Brain movement during an impact can elicit a traumatic brain injury, but tissue kinematics vary from person to person and knowledge regarding this variability is limited. This study examines spatio-temporal brain-skull displacement and brain tissue deformation across groups of subjects during a mild impact in vivo. The heads of two groups of participants were imaged while subjected to a mild (less than 350 rad s-2) impact during neck extension (NE, n = 10) and neck rotation (NR, n = 9). A kinematic atlas of displacement and strain fields averaged across all participants was constructed and compared against individual participant data. The atlas-derived mean displacement magnitude was 0.26 ± 0.13 mm for NE and 0.40 ± 0.26 mm for NR, which is comparable to the displacement magnitudes from individual participants. The strain tensor from the atlas displacement field exhibited maximum shear strain (MSS) of 0.011 ± 0.006 for NE and 0.017 ± 0.009 for NR and was lower than the individual MSS averaged across participants. The atlas illustrates common patterns, containing some blurring but visible relationships between anatomy and kinematics. Conversely, the direction of the impact, brain size, and fluid motion appear to underlie kinematic variability. These findings demonstrate the biomechanical roles of key anatomical features and illustrate common features of brain response for model evaluation.

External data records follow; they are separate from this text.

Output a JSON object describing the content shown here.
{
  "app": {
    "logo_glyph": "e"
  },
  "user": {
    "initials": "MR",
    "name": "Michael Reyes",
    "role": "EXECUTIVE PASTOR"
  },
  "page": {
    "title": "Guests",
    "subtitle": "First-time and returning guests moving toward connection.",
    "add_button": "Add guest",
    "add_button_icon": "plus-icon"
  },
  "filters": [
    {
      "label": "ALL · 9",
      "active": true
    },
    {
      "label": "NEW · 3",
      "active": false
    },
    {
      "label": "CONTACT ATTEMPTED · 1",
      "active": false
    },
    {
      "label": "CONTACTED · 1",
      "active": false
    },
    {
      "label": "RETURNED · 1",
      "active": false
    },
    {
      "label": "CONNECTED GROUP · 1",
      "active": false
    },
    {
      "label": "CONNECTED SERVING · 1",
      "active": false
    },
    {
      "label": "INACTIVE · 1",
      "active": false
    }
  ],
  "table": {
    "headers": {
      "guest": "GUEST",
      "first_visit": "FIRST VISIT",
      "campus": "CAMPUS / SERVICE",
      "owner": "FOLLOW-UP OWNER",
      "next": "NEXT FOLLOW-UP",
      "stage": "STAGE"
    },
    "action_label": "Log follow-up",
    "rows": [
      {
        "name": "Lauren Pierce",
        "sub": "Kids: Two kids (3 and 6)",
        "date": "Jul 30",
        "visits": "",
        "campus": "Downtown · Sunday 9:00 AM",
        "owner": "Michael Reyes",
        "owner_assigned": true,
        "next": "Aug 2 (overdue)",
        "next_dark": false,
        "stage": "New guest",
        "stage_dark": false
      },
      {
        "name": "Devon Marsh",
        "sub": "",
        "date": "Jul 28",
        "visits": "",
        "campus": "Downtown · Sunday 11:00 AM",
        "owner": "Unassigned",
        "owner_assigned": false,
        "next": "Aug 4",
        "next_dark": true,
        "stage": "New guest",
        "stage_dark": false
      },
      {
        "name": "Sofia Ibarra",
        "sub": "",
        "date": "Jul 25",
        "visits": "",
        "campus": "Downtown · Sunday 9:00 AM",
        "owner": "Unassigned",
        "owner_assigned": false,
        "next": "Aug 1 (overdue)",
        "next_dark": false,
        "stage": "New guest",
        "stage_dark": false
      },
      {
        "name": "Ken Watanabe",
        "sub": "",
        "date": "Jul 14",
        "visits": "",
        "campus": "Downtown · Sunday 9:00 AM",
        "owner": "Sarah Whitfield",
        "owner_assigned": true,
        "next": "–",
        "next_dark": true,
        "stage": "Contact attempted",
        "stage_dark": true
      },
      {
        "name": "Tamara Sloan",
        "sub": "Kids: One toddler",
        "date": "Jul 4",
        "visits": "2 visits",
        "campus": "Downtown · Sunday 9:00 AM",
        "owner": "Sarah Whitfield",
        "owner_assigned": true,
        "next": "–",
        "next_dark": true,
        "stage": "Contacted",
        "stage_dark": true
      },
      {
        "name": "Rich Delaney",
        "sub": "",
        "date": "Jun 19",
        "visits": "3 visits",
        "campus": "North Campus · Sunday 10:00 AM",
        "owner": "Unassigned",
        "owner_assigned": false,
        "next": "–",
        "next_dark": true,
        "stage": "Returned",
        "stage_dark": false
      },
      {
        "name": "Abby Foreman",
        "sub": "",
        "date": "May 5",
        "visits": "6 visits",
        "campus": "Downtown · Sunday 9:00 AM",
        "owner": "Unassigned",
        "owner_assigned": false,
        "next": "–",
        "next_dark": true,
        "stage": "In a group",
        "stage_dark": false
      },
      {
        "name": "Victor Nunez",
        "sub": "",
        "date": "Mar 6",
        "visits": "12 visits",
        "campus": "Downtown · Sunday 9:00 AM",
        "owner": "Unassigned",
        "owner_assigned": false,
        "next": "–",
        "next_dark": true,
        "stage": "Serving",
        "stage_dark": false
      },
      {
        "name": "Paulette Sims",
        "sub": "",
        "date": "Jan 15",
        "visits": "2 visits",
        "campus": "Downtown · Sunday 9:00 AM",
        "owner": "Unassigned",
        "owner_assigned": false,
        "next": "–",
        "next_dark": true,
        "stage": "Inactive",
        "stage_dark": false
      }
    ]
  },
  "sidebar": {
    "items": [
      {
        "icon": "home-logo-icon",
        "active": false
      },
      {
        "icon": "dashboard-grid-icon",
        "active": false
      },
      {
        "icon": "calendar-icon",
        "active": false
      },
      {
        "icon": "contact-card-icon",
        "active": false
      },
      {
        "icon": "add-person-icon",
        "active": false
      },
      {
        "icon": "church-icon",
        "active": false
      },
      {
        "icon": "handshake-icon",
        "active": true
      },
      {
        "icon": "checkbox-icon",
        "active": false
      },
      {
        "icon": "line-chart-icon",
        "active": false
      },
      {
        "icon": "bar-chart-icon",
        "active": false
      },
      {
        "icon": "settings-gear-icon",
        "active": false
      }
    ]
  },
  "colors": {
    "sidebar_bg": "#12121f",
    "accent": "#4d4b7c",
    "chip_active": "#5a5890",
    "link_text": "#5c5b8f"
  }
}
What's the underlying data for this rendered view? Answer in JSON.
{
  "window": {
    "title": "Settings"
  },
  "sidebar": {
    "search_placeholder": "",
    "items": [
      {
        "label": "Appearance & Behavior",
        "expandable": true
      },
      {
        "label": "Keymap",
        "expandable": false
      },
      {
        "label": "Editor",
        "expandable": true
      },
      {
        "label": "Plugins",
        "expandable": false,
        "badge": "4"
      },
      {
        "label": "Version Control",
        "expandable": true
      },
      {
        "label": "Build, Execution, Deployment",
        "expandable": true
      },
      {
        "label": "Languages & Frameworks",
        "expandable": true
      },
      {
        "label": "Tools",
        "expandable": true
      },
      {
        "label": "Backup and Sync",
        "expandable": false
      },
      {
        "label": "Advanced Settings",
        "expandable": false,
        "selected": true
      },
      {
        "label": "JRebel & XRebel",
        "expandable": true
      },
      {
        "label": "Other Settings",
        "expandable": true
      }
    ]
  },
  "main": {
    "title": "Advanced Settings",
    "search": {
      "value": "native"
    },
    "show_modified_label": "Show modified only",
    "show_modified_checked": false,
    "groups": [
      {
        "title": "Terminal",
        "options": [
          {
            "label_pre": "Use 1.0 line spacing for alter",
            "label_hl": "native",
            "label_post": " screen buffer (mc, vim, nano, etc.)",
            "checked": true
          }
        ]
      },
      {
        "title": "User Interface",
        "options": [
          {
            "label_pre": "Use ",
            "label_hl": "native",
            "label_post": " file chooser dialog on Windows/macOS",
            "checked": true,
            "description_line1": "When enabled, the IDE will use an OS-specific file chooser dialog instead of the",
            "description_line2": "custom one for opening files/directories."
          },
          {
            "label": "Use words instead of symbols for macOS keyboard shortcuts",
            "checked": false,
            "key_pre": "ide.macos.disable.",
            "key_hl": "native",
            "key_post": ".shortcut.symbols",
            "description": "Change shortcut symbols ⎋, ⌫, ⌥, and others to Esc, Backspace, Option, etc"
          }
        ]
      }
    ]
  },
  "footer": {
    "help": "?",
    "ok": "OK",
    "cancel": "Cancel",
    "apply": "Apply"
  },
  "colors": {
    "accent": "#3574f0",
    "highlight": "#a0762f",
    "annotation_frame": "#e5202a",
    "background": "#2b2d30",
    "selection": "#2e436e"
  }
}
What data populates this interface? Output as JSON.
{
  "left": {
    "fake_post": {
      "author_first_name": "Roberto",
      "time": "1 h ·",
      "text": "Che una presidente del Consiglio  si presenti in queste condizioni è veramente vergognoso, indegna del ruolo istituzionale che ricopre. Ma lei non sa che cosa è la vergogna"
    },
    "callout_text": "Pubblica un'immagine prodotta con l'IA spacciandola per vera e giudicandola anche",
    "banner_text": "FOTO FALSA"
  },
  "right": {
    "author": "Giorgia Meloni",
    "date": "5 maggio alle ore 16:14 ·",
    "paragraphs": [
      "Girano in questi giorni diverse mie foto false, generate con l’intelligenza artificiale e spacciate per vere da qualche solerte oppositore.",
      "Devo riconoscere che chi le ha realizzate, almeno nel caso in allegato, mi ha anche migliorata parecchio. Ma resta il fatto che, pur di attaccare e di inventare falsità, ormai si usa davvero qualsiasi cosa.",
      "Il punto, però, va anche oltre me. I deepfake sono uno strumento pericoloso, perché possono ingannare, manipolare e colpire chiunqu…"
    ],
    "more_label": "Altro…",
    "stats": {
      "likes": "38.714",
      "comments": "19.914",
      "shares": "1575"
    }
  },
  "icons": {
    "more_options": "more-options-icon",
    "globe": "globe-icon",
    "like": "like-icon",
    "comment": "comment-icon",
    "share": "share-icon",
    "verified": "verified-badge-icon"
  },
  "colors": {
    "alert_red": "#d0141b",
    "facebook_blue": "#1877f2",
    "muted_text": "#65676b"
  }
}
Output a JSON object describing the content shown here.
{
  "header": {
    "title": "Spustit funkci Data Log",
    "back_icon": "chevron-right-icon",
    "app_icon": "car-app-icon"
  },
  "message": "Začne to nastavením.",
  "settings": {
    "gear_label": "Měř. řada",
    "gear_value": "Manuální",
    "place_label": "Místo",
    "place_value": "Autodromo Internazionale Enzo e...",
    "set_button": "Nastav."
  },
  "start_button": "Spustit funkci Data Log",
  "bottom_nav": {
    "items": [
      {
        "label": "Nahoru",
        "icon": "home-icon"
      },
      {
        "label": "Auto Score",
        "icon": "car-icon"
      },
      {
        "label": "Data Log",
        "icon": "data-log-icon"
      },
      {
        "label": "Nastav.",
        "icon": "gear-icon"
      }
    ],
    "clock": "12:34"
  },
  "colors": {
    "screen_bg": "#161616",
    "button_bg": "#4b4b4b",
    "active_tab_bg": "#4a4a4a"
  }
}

Trial registration: ClinicalTrials.gov NCT01633268.
Keywords: dynamic magnetic resonance imaging; finite strain; head impact; traumatic brain injury.